***** Data extract

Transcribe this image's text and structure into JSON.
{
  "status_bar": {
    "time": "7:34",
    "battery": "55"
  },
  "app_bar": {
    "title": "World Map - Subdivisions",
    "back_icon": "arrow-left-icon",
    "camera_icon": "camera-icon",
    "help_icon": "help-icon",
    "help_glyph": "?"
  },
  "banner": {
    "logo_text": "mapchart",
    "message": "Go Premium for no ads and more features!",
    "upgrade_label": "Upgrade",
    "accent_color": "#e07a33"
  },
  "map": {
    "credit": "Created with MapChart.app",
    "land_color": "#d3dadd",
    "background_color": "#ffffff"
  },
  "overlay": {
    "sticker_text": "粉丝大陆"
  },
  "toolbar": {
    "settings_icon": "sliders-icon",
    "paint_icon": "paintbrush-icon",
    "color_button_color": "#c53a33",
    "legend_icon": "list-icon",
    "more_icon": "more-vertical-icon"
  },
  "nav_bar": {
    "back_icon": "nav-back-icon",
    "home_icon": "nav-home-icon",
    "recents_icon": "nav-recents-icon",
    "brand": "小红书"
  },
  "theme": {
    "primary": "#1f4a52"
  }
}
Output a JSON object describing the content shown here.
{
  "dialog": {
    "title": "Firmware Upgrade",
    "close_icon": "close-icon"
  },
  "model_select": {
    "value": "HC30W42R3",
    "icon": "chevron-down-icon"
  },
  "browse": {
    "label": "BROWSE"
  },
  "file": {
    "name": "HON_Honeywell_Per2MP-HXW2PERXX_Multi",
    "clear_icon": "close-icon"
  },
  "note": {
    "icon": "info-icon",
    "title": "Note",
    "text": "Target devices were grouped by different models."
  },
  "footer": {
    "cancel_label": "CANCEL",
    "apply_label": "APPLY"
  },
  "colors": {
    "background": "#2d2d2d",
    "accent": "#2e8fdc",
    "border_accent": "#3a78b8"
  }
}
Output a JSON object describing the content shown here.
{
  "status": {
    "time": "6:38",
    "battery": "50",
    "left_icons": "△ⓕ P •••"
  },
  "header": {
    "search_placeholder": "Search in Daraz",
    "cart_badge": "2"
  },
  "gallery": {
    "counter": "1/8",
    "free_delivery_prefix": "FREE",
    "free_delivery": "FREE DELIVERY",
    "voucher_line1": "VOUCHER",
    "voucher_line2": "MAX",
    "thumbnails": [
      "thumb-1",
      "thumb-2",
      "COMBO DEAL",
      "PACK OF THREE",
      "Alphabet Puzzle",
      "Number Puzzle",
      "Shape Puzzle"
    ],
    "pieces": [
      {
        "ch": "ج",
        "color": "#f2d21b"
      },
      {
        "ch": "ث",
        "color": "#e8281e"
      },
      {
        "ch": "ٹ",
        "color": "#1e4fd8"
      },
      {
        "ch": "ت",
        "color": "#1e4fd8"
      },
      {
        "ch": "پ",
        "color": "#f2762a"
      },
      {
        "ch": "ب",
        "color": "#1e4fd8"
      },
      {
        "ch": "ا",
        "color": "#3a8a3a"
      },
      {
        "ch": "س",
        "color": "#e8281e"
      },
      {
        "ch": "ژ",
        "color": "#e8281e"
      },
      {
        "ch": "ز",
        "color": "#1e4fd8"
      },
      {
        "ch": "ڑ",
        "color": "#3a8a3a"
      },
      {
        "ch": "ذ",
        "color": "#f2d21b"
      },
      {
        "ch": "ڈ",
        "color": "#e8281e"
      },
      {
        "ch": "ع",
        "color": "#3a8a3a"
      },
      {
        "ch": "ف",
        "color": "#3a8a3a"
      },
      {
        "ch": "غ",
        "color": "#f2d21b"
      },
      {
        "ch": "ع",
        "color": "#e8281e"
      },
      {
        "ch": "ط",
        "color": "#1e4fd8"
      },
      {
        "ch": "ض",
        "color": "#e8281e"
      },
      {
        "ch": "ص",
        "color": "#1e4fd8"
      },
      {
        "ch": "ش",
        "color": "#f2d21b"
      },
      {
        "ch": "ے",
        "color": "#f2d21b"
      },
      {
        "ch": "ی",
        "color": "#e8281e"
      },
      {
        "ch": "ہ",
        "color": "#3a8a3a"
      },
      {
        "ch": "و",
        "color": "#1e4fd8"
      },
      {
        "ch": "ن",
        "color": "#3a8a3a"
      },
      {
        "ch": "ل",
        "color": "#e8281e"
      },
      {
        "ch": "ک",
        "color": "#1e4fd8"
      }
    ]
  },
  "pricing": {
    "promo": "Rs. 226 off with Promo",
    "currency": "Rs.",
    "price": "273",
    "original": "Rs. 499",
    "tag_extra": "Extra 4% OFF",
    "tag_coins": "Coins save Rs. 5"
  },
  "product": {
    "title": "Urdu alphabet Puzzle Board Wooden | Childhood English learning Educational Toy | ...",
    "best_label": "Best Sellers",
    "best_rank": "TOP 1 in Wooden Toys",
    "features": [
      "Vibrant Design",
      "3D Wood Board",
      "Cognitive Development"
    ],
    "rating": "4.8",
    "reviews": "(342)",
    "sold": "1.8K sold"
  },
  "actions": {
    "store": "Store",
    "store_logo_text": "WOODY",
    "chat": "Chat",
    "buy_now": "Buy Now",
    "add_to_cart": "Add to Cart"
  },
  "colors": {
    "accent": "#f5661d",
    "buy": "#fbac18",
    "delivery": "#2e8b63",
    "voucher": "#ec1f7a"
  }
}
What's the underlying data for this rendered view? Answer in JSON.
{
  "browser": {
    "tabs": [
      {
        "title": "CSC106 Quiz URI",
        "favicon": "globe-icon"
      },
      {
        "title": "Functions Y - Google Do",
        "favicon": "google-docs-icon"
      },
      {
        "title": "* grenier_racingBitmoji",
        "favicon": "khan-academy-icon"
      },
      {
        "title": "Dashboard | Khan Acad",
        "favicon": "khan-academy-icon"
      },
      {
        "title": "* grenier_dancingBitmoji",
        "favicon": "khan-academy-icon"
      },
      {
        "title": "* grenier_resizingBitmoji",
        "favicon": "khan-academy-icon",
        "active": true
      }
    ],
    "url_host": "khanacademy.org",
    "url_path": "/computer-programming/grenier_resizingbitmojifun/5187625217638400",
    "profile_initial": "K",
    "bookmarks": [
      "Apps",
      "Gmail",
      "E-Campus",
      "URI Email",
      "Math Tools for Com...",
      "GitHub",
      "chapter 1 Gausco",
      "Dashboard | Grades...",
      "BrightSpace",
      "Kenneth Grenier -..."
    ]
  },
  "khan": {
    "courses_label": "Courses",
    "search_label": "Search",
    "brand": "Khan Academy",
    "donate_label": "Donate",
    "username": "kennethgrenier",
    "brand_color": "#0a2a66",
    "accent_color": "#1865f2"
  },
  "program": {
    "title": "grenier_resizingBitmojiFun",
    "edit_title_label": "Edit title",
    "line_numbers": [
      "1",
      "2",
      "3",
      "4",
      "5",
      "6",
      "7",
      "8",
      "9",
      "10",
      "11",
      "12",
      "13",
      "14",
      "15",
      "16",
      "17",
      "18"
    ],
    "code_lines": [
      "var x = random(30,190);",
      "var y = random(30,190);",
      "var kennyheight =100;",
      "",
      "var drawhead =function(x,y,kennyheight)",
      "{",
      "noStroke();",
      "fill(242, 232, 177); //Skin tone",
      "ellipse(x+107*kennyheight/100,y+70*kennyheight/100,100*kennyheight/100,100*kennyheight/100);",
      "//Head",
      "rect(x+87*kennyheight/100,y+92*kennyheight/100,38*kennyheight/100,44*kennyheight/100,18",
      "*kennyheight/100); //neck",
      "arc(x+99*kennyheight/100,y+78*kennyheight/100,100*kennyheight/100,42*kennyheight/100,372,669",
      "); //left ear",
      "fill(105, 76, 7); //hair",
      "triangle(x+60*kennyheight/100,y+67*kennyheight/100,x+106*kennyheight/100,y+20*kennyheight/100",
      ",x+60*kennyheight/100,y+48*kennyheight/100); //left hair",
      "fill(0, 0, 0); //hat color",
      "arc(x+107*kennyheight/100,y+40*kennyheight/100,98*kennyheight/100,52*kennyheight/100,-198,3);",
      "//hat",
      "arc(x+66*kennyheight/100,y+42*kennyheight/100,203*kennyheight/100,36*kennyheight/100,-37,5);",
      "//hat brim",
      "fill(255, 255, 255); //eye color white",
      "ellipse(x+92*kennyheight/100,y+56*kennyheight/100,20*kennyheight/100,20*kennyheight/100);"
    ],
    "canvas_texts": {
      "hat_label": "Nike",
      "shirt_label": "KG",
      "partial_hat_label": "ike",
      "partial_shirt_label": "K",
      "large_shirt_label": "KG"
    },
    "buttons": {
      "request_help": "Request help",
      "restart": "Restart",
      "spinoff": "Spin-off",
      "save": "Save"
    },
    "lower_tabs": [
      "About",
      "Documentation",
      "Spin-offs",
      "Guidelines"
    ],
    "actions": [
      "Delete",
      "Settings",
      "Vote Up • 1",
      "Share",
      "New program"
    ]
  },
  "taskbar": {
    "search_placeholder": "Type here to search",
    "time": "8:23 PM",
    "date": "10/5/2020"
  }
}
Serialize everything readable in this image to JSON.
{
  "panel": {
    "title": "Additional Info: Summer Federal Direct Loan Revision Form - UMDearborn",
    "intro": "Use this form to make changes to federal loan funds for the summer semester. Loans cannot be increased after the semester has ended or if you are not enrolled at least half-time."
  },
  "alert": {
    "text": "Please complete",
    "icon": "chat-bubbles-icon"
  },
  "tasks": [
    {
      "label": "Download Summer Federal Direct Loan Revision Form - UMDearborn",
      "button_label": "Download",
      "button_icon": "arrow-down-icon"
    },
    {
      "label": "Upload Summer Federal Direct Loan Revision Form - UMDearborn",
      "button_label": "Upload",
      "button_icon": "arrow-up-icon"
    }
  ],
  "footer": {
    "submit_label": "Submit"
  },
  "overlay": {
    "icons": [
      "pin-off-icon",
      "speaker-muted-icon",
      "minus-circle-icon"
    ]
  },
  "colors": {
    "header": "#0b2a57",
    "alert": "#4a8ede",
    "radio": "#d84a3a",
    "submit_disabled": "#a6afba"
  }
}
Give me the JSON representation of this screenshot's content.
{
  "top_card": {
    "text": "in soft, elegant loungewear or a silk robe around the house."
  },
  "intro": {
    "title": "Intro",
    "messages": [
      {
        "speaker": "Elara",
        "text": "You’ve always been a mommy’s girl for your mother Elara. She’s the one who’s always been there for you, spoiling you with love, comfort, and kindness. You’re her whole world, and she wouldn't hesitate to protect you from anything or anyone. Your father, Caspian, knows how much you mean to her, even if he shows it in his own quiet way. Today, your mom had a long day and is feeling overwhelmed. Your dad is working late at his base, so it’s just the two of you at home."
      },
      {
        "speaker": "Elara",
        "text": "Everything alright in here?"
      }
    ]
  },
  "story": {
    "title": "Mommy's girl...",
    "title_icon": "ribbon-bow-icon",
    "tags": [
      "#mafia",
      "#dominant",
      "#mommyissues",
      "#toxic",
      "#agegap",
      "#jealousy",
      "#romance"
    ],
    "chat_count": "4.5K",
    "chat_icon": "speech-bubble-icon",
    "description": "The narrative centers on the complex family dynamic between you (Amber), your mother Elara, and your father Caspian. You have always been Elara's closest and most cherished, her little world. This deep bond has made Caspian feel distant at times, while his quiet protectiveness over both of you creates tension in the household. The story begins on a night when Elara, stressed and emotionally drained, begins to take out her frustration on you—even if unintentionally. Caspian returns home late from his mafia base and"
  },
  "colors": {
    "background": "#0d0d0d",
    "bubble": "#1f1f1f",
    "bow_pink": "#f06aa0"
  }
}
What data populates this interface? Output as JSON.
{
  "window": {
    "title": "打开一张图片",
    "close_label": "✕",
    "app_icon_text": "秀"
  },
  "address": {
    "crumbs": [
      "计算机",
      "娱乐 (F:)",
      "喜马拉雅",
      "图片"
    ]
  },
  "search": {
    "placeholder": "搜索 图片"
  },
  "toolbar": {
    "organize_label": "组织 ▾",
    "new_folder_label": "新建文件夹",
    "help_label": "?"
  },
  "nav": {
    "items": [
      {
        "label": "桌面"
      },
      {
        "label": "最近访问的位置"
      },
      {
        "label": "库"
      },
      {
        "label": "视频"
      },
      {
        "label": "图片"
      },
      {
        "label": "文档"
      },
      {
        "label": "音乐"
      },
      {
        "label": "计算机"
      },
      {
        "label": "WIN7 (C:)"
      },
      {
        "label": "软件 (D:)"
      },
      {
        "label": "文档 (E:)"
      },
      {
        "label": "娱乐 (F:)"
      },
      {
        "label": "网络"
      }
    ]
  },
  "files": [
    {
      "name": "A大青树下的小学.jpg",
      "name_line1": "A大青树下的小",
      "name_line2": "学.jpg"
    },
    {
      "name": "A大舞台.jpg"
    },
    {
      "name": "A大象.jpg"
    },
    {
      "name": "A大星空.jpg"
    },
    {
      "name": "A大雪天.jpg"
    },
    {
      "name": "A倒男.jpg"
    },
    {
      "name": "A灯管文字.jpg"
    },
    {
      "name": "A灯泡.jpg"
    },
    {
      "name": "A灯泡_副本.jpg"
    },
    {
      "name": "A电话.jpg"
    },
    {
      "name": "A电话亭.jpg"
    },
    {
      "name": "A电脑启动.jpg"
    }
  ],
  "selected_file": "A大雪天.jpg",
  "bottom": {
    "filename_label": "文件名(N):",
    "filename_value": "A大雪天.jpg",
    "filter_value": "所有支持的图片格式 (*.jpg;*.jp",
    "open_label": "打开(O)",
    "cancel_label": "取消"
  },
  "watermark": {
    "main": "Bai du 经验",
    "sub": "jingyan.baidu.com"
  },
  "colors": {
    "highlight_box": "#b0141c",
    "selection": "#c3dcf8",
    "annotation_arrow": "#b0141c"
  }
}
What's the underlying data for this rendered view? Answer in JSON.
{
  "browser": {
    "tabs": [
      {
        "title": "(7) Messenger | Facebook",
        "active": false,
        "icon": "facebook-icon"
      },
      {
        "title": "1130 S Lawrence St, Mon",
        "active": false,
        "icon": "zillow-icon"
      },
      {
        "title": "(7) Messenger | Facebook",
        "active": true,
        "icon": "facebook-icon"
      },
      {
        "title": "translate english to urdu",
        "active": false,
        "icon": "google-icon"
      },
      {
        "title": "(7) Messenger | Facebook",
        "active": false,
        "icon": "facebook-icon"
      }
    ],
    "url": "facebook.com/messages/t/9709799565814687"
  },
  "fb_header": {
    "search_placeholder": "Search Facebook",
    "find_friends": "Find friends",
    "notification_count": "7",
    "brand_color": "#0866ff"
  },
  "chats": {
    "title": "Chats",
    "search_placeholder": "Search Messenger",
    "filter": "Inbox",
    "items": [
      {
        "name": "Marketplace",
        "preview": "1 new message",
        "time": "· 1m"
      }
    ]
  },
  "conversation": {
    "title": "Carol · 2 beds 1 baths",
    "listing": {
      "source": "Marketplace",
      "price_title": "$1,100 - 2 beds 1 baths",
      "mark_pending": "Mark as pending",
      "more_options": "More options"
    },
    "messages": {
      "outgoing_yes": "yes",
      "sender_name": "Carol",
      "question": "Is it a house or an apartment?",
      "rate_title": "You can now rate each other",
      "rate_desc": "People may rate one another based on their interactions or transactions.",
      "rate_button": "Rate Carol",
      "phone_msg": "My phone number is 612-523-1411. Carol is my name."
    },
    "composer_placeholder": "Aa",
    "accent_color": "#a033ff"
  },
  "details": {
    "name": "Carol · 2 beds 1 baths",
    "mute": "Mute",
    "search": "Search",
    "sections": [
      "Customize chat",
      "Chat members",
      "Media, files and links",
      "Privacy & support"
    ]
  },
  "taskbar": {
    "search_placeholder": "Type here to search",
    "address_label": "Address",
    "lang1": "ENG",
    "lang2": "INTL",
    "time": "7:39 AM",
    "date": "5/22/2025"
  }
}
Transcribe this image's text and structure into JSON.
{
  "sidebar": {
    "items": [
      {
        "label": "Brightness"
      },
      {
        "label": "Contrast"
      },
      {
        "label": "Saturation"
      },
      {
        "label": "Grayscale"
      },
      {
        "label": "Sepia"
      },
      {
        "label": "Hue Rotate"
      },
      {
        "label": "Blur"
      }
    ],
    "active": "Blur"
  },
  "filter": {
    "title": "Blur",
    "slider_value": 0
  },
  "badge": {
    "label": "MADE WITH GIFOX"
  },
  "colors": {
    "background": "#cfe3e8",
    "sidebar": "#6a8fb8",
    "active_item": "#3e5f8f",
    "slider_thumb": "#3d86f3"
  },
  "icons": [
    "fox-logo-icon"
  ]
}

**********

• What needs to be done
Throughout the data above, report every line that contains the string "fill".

• Result for this task
      "fill(242, 232, 177); //Skin tone",
      "fill(105, 76, 7); //hair",
      "fill(0, 0, 0); //hat color",
      "fill(255, 255, 255); //eye color white",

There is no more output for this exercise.